*WHAT IS NEEDED*
Please copy every line from the records below that contains the string "Albena".

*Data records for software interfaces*
= Beginning of Section =

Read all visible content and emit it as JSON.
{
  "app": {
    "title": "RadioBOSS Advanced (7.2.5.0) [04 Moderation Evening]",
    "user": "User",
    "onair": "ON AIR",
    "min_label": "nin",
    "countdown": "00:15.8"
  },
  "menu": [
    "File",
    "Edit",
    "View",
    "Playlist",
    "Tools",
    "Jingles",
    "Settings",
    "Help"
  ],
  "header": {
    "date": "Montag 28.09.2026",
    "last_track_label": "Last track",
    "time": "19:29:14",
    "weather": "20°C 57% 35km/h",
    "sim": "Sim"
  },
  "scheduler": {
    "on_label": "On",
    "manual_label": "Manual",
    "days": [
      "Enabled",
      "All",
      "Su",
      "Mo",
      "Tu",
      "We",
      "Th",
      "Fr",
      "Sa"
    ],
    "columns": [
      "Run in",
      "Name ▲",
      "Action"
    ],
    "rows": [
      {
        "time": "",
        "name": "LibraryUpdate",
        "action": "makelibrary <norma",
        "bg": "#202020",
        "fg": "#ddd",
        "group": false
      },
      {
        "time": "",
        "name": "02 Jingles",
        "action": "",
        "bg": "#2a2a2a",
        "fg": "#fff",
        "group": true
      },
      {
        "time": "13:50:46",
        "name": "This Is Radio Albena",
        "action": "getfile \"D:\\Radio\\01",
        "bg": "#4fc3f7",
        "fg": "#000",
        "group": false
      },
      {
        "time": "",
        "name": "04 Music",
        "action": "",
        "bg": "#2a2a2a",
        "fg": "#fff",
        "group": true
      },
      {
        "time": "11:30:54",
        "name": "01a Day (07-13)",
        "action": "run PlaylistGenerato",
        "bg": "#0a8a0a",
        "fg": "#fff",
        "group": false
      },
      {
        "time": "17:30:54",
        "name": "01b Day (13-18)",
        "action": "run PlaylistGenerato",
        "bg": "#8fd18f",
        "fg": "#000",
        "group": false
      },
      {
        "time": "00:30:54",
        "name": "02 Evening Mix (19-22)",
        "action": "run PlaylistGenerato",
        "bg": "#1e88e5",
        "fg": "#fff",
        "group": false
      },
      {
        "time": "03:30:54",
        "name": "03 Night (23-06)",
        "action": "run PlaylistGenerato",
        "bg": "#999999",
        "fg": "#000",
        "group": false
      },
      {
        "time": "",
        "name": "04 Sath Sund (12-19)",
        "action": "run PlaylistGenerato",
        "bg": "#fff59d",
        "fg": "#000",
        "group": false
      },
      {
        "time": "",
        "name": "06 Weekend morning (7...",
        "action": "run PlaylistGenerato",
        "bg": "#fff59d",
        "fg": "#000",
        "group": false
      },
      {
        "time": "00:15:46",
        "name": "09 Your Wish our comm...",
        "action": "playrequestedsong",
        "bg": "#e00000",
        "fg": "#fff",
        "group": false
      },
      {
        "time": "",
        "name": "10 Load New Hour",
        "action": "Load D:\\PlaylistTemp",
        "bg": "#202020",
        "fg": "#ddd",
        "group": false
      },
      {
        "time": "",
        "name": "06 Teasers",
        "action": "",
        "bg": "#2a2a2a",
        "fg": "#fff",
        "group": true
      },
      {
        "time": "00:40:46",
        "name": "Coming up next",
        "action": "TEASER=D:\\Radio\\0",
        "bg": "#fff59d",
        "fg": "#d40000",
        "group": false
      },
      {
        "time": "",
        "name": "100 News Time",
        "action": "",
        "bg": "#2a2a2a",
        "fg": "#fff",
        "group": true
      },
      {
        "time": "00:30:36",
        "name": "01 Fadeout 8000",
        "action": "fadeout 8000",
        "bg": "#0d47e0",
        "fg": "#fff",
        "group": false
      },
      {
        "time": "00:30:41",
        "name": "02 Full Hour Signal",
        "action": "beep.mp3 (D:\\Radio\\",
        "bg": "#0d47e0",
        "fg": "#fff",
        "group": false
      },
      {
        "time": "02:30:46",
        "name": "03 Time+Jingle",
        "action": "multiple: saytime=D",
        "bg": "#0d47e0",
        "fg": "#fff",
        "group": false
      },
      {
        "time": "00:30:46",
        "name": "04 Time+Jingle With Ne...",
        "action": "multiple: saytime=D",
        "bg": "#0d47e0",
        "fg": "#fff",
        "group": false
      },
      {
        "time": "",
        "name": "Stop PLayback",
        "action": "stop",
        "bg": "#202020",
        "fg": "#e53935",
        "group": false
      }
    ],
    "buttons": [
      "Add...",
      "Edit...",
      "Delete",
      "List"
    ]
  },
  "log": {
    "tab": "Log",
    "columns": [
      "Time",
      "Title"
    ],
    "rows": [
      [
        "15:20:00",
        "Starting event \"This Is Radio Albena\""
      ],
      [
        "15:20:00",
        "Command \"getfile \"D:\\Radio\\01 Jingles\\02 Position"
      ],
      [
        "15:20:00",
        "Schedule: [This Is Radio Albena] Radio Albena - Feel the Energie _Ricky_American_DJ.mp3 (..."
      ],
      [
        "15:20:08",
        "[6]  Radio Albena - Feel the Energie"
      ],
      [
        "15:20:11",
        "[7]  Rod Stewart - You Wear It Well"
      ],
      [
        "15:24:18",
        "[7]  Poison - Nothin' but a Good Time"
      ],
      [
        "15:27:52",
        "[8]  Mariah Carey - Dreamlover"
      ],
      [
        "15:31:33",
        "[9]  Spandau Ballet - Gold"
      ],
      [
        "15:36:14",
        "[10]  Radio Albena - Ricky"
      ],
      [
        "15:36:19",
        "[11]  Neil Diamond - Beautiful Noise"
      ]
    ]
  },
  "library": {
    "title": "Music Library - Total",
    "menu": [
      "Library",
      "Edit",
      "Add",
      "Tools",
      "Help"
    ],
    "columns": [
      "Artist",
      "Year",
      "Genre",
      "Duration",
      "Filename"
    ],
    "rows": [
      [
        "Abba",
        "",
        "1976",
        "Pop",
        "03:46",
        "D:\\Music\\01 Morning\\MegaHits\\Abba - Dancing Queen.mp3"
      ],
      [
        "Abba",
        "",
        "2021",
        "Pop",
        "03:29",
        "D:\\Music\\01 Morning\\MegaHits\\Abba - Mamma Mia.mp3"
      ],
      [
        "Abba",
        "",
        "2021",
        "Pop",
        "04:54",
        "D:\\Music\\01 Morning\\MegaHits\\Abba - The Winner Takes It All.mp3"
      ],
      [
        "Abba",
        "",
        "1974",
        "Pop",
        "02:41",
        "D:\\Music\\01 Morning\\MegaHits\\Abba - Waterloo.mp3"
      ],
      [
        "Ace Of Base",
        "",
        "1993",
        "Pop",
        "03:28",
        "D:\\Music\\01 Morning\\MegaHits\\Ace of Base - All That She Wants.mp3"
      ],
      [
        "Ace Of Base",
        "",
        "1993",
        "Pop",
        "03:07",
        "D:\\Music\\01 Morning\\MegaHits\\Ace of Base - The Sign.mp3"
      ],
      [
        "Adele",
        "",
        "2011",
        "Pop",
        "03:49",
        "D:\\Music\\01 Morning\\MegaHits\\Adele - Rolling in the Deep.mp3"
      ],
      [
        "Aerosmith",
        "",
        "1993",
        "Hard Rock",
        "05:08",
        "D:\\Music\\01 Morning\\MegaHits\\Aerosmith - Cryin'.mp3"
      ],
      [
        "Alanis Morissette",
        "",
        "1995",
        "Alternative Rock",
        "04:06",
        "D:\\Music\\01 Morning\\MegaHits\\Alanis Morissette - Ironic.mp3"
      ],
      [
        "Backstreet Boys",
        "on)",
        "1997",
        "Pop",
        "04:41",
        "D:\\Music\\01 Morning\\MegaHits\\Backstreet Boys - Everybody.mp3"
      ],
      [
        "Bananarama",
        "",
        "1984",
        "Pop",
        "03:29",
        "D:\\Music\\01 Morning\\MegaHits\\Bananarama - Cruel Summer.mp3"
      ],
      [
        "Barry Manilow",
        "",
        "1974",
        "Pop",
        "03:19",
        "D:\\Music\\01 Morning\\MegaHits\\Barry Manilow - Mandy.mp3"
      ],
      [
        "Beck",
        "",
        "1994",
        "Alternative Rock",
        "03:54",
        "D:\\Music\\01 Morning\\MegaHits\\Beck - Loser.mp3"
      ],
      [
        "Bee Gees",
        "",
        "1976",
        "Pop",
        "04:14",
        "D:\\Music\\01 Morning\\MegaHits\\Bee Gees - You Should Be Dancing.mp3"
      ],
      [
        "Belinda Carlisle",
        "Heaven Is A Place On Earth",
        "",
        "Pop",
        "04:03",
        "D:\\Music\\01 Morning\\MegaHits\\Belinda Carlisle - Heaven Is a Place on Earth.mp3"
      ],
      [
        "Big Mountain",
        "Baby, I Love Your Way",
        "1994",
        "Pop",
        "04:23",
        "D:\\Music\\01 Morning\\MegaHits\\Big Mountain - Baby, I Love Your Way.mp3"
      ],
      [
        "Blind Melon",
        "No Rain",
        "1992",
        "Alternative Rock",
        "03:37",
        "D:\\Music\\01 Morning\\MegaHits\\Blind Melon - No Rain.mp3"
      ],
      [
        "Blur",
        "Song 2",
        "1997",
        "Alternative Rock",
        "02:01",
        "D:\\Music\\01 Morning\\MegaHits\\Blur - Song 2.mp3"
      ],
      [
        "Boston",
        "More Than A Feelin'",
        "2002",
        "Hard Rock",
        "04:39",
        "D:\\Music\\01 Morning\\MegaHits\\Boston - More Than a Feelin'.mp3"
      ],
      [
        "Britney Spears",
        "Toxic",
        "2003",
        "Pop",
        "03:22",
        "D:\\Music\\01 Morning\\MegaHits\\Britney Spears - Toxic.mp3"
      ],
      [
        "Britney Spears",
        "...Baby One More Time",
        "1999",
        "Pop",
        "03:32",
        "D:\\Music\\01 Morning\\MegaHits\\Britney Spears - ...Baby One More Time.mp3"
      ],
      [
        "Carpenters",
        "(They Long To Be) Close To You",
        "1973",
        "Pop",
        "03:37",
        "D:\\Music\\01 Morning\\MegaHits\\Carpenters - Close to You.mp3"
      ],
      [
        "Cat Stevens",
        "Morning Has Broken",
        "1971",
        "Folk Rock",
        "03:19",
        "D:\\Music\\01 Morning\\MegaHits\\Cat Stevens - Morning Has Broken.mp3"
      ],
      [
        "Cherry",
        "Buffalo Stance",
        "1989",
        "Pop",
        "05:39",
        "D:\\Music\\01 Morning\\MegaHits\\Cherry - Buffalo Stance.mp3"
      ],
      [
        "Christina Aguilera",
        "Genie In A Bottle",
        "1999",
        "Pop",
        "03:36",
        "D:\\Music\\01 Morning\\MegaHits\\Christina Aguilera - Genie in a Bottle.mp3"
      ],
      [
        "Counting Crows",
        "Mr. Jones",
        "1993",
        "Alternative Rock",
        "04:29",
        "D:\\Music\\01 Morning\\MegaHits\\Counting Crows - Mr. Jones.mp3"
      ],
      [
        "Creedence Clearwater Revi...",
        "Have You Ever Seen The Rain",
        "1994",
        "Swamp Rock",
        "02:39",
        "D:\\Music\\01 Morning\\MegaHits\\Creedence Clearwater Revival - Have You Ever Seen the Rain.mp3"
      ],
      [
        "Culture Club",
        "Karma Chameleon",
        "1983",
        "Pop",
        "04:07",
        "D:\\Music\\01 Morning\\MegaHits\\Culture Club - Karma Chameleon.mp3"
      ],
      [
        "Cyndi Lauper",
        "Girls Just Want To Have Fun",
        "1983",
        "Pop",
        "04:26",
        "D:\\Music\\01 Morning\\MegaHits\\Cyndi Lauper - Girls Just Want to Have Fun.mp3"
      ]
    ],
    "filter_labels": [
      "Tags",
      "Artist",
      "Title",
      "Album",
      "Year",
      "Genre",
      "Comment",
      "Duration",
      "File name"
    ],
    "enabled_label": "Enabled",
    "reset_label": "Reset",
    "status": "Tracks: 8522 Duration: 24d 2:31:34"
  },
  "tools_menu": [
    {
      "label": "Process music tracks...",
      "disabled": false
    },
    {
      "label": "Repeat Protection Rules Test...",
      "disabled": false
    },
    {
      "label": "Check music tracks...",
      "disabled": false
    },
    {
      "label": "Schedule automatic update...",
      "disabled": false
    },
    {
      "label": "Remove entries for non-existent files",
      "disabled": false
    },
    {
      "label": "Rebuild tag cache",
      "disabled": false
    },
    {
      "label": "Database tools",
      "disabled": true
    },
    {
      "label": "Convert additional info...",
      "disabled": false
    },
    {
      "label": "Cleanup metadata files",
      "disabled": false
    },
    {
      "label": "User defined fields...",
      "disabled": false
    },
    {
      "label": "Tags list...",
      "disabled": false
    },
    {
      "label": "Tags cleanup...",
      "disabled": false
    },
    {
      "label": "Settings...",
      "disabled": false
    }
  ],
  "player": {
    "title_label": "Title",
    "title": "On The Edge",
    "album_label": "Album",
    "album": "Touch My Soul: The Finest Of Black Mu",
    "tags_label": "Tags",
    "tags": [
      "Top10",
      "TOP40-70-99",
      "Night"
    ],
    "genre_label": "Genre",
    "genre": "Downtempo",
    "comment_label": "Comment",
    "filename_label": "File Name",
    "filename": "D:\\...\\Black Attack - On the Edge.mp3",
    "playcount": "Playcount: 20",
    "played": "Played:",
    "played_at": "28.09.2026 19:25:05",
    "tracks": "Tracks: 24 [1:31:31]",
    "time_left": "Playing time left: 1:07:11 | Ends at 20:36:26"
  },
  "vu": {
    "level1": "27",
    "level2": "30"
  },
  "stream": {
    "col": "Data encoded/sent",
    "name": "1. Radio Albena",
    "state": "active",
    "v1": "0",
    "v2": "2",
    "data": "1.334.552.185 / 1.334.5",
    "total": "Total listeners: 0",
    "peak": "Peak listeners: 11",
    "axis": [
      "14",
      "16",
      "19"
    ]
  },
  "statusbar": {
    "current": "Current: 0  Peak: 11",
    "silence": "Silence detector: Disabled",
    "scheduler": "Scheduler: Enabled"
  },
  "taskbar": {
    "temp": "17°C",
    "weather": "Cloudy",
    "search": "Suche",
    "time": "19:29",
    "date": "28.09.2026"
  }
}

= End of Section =

*COMPLETED TASK*
        "name": "This Is Radio Albena",
        "Starting event \"This Is Radio Albena\""
        "Schedule: [This Is Radio Albena] Radio Albena - Feel the Energie _Ricky_American_DJ.mp3 (..."
        "[6]  Radio Albena - Feel the Energie"
        "[10]  Radio Albena - Ricky"
    "name": "1. Radio Albena",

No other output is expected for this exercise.